Metro Manila (CNN Philippines) — Japanese automaker Toyota Motor is optimistic as it bids to introduce its hybrid electric vehicles (HEV) to a wider Philippine market.

The optimism comes as the company struggles to expand the sales growth of its HEV models since it forayed into sustainable mobility a decade ago.

Since it launched its first hybrid car in 2009 in the country, Toyota has only sold about 300 units. The company cites the high cost for low sales. A unit of its hybrid models is currently sold at P2.3 million - enough to buy two passenger cars.

"We need a new product, a new price, and also education to the customers. We're also appealing to the government to provide the additional support," Toyota Motor Philippines (TMP) President Satoru Suzuki said at the sidelines of the company's technology forum Wednesday in Taguig City.

A cut-body, cross section model of the Prius was exhibited during the event to better explain how Toyota's hybrid technology works.

The conference is among the automaker's initiatives to promote hybrid technology among Filipinos. TMP during the event laid out its roadmap called "Toyota Environmental Challenge 2050," which aims to eliminate the company's carbon emissions in the next three decades.

The initiative includes methods such as the use of a wide array of hybrid and electric vehicles with little to no carbon emissions, reduction and reuse of natural resources in manufacturing, and promoting collaboration among the public sector and academe.

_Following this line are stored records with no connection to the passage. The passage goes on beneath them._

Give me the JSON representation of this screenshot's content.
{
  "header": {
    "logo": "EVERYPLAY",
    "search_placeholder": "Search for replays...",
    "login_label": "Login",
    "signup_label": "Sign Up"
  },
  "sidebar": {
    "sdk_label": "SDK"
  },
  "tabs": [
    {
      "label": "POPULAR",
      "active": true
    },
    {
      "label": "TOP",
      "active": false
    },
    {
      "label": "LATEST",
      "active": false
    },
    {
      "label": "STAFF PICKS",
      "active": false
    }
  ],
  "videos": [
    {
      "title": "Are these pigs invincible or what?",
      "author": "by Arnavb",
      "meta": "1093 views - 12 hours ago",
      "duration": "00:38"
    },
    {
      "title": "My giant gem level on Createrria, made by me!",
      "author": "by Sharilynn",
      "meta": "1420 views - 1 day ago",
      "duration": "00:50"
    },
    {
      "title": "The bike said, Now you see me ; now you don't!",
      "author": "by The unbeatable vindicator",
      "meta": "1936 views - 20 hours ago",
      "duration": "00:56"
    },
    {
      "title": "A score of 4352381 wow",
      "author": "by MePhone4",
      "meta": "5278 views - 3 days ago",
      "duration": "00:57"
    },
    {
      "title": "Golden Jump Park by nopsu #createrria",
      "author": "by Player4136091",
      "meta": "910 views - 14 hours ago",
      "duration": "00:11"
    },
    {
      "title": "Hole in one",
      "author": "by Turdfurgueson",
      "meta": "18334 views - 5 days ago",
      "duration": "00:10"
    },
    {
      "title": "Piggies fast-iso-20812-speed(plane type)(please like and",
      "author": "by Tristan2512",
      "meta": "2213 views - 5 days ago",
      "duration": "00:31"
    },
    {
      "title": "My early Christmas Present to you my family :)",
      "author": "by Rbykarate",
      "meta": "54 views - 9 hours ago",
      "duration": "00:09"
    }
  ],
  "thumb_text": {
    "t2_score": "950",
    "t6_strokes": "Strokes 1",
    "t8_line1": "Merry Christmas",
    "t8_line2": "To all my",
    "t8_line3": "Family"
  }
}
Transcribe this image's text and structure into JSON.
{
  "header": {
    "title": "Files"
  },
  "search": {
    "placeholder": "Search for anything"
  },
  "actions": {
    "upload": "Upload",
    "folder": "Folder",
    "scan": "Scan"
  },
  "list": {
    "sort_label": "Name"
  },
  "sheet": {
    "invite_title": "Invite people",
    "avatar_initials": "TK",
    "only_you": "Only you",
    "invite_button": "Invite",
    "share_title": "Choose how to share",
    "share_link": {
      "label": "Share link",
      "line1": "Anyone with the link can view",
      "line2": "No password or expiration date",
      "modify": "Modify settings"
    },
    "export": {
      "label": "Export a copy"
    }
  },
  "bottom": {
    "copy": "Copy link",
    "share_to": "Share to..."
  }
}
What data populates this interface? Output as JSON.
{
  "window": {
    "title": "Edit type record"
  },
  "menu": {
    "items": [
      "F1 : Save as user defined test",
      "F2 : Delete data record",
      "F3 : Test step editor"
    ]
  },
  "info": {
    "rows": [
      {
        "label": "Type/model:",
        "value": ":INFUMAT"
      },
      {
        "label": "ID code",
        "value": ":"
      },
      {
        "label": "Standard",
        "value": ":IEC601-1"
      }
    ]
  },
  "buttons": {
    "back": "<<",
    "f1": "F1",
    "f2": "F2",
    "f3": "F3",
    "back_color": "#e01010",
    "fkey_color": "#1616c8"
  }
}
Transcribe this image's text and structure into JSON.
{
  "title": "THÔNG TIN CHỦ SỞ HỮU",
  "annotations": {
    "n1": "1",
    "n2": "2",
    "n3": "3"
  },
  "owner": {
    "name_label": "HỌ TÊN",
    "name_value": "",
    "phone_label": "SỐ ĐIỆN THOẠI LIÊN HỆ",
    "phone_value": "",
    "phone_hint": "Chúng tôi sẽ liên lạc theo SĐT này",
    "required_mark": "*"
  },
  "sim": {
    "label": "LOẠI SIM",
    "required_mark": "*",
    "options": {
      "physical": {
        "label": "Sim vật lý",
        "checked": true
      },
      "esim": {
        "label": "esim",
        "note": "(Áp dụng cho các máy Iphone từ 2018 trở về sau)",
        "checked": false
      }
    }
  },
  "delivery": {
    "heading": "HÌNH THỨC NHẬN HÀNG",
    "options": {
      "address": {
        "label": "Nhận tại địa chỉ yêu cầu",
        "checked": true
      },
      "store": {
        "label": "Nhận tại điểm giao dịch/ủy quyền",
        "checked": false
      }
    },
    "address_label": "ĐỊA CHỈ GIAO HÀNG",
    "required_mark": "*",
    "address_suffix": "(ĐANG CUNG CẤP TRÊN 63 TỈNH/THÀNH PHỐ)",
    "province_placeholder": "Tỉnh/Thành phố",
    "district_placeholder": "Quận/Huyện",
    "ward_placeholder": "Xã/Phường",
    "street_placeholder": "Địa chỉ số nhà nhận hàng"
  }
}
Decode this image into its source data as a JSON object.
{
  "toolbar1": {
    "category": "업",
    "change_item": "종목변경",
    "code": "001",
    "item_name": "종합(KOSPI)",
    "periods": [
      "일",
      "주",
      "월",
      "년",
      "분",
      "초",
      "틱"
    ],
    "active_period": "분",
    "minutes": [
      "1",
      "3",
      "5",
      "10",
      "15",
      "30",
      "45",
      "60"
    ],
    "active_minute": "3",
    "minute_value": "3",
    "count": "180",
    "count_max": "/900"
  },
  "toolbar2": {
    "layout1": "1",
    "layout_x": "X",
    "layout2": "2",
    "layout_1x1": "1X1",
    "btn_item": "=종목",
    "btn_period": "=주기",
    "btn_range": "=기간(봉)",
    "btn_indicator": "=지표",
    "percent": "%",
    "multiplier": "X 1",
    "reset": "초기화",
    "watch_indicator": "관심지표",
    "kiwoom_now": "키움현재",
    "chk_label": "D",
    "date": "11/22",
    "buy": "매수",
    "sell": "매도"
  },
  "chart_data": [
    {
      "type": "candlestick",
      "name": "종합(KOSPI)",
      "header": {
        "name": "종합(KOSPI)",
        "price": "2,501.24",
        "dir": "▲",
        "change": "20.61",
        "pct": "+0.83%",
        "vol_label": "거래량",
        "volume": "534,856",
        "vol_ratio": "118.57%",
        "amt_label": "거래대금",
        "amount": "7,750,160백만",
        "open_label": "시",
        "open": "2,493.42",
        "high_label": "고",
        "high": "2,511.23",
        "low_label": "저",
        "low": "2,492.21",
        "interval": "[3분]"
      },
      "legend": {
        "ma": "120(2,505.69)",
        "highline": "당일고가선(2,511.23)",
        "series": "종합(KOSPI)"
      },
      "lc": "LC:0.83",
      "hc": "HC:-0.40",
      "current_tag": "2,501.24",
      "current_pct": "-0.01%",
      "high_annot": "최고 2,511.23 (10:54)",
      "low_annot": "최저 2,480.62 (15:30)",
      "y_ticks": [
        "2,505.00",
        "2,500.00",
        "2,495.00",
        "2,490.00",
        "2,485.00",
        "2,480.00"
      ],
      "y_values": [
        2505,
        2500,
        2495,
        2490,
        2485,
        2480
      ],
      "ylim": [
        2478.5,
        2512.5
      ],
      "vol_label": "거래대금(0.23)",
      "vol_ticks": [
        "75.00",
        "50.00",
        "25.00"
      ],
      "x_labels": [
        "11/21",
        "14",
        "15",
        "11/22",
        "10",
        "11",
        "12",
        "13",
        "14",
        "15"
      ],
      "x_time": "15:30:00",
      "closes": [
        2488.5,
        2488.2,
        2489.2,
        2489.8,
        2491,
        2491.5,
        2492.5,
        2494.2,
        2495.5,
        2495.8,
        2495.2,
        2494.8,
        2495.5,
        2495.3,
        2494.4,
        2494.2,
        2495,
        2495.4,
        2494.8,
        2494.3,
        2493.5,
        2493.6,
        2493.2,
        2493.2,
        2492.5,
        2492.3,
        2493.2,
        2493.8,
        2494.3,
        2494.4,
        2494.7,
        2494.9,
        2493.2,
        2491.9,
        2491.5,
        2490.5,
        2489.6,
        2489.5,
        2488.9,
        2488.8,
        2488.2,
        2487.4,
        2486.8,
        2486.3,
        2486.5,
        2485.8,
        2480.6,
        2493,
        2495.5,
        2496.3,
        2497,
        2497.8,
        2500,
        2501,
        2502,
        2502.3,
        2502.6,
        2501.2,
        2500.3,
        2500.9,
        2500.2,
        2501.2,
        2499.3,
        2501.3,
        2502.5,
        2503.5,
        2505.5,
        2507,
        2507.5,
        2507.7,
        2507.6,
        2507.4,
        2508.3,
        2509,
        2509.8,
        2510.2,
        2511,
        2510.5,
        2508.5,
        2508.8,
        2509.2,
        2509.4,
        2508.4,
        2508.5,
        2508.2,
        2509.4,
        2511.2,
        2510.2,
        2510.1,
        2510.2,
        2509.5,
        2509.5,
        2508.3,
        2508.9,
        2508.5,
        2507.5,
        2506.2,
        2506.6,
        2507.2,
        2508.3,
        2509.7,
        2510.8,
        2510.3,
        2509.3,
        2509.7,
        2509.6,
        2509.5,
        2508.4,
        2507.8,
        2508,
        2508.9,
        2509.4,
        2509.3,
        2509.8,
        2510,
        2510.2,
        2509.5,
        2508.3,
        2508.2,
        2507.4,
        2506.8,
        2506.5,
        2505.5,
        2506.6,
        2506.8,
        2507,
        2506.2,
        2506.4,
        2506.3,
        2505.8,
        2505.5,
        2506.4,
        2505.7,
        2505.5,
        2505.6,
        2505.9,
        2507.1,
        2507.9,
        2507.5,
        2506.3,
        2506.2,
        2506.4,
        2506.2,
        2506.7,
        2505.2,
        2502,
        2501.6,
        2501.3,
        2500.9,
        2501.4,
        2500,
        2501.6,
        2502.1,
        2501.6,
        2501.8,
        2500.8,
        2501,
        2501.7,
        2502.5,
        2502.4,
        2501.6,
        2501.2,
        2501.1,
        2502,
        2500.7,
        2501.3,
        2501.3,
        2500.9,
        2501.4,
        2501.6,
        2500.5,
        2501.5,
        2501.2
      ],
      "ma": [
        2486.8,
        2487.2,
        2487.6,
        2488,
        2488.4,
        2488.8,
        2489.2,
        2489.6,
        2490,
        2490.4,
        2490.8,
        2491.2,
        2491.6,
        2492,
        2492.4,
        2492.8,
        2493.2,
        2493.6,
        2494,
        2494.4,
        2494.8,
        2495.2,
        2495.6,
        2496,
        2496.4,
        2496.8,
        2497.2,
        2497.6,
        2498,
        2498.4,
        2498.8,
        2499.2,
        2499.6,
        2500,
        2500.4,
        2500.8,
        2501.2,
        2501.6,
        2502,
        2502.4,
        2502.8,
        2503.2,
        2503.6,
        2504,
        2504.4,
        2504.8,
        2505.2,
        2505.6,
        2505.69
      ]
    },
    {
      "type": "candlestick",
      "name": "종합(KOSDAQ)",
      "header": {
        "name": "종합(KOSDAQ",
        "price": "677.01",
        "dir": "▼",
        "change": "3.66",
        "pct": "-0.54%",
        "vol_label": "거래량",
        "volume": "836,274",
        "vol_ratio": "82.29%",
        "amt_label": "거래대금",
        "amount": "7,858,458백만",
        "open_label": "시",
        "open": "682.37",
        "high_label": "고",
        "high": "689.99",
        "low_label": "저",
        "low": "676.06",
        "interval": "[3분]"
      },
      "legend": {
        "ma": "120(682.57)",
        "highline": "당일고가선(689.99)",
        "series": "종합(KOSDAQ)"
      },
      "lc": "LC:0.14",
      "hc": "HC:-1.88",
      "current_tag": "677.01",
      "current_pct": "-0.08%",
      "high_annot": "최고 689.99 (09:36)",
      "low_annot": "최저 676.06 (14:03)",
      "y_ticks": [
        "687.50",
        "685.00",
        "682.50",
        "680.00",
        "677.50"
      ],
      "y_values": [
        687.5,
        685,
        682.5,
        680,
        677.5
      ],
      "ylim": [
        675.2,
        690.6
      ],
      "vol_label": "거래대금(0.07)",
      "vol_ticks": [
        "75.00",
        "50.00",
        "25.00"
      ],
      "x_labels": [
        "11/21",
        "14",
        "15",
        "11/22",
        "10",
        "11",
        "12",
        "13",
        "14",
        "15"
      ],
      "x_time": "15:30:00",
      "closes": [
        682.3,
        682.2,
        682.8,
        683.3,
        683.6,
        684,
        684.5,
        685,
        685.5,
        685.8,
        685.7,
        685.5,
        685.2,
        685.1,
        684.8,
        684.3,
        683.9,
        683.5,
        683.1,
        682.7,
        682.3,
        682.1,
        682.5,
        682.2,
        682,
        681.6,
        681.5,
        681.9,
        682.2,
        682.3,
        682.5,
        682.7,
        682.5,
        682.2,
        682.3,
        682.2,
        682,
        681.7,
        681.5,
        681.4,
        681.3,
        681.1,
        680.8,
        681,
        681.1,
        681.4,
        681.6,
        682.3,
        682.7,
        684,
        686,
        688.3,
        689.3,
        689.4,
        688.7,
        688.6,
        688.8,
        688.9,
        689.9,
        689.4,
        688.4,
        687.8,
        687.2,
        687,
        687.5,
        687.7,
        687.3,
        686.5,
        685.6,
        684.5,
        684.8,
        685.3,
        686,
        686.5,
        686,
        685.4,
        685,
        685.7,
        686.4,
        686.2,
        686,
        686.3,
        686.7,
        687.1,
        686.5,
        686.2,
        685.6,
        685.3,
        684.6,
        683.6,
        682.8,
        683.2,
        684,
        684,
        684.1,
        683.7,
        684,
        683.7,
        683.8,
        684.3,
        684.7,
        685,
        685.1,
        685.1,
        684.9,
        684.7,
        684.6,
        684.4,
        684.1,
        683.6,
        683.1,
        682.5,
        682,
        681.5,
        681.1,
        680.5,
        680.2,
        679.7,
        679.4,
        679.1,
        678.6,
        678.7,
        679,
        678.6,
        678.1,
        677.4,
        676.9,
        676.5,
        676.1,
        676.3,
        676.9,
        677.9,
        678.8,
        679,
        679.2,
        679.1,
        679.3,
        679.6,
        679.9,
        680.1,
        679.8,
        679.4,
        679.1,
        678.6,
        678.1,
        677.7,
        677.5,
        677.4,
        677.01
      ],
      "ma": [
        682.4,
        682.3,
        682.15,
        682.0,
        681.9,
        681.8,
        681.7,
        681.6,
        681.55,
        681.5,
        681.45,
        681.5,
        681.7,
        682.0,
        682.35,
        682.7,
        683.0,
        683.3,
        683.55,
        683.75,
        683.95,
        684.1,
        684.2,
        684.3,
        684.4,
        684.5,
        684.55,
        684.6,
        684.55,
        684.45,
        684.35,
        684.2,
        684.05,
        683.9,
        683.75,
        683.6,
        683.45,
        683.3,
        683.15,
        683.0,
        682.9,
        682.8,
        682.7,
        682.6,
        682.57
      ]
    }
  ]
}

TMP is turning to the government in lowering tax on imports and giving manufacturers of HEVs tax incentives, which in turn can lower the price of its hybrid models to as low as P1.6 million.

Suzuki highlighted the role of the public sector in attaining the company's goal of reaching more Filipino consumers. For example, he said, the company's sales from its hybrid cars improved following the implementation of the tax reform law, which lowers excise taxes on HEVs.

"Only at the time after the new tax, TRAIN law started in last two years, at the time the government gave some special benefits to private [manufacturers] after that especially our hybrid model sales have increased," Suzuki said.

Meanwhile, Rommel Gutierrez, TMP First Vice President for Corporate Affairs, said with enough awareness among Filipino consumers, the company can boost its sales for hybrid units in the coming years.

"We are confident that sales would increase... [Five to nine] years reasonable," Gutierrez said.

"We're just starting. We need to promote technology... In the coming years, it's just a matter of time we need to make the public aware," he added.